- ABOUT THIS EXERCISE
Lines containing the string "SimpleHole": how many are there below? Answer with the number only.

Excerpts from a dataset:
Segment Open

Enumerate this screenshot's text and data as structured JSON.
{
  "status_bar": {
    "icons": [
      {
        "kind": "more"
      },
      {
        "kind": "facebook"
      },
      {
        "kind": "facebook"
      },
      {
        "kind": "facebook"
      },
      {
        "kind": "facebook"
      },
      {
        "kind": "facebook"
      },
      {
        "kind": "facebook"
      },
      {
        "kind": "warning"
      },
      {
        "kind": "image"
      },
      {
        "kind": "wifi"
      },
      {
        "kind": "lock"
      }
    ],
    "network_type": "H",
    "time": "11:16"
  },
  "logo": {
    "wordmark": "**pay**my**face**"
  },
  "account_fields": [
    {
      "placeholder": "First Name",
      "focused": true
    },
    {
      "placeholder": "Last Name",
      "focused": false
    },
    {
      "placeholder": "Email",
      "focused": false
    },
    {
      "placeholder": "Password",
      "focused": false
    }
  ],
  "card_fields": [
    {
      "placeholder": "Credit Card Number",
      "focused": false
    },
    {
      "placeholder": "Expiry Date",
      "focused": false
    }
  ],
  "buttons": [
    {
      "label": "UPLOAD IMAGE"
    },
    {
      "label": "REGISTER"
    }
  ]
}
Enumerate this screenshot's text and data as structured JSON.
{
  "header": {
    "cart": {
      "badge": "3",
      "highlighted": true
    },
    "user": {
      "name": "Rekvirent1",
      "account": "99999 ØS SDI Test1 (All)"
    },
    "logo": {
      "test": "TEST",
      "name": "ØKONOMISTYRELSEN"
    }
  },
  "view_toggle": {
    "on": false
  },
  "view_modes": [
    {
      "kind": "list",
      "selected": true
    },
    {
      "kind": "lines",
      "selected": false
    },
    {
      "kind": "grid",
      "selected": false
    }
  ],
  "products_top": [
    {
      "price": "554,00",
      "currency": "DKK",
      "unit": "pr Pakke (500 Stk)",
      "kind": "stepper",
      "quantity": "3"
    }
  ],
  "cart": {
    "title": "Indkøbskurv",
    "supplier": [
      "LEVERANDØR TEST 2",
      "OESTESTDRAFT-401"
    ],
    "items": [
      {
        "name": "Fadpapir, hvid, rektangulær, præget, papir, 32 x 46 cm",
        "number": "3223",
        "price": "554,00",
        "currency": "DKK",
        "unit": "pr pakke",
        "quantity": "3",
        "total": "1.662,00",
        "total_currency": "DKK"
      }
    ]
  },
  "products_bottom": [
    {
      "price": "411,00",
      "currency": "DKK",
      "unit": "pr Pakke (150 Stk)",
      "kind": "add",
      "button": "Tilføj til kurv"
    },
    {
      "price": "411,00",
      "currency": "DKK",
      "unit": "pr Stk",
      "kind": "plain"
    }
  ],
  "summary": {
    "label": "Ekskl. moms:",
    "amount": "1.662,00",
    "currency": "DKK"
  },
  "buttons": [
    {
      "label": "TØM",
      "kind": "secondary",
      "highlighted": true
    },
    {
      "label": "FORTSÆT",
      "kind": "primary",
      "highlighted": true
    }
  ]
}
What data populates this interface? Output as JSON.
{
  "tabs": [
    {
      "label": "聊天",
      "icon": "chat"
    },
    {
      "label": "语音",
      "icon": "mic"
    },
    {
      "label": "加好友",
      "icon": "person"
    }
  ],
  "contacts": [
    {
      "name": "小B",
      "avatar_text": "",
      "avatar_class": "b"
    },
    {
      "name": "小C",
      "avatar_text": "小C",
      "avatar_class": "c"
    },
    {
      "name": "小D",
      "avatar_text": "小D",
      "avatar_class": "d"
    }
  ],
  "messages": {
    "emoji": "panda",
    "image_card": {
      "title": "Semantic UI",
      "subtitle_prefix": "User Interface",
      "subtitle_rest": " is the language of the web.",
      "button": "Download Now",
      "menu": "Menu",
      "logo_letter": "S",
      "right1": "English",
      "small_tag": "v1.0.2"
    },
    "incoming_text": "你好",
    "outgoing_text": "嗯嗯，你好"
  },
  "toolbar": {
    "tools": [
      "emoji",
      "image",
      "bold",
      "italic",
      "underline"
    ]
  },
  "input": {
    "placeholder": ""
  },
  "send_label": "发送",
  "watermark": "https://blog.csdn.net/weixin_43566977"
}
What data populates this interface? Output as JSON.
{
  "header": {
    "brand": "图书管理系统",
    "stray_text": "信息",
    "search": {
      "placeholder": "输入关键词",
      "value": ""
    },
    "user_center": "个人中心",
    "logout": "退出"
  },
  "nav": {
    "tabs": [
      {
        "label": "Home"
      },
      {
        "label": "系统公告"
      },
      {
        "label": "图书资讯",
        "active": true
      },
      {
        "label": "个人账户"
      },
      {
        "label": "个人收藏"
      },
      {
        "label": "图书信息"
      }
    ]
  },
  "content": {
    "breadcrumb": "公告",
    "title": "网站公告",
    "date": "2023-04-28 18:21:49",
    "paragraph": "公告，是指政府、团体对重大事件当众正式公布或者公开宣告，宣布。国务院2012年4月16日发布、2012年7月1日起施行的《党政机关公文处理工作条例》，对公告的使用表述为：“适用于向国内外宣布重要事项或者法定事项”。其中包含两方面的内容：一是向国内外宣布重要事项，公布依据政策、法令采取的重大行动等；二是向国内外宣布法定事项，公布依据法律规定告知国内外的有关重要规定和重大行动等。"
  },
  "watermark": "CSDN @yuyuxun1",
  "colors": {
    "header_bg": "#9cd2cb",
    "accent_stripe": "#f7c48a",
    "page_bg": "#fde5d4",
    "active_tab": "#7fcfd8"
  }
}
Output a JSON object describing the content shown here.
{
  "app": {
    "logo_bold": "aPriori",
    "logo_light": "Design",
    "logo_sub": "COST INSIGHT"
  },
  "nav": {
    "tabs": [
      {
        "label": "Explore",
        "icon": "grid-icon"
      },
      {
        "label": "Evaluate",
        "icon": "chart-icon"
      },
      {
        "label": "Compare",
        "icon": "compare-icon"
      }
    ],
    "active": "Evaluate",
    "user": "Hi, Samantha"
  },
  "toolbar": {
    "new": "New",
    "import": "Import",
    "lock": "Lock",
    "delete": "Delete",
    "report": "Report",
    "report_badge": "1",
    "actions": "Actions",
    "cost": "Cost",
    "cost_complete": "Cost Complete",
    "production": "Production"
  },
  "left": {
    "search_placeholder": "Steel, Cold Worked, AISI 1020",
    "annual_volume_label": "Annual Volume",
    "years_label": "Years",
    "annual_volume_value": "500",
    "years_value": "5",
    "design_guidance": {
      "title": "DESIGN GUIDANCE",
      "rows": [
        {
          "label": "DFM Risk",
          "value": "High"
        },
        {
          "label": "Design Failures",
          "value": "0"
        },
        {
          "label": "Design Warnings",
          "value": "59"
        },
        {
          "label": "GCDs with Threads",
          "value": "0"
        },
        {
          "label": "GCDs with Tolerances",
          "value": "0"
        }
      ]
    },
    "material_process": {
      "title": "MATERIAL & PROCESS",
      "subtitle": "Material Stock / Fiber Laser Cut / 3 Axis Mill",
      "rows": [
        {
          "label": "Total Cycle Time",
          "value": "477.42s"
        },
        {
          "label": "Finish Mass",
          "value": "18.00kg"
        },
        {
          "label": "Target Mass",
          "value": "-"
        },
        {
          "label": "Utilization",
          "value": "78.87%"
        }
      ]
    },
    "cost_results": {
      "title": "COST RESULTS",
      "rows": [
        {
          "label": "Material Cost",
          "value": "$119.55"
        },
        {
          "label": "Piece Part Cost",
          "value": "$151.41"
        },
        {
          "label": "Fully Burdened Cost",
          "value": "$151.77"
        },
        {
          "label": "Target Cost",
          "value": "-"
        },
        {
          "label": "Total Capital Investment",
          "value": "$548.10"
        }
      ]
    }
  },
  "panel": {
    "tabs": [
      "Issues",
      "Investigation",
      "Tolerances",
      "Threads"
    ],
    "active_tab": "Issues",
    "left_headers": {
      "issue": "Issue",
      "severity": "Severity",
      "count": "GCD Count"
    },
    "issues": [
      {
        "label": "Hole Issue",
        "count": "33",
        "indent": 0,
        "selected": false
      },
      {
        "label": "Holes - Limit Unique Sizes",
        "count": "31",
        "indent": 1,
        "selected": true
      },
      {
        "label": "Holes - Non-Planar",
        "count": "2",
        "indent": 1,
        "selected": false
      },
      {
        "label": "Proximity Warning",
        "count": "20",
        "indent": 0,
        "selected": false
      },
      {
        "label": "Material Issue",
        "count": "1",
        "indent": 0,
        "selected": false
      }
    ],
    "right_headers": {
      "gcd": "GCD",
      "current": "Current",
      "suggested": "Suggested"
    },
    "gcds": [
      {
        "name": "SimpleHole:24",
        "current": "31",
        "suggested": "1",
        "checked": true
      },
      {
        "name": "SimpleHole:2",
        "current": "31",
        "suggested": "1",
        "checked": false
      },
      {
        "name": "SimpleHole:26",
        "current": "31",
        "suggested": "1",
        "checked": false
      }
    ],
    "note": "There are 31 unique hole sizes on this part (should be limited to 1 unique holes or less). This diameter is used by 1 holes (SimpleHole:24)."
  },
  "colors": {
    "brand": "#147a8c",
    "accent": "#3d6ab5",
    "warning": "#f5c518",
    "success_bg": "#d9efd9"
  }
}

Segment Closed

- REPLY TO THE TASK
4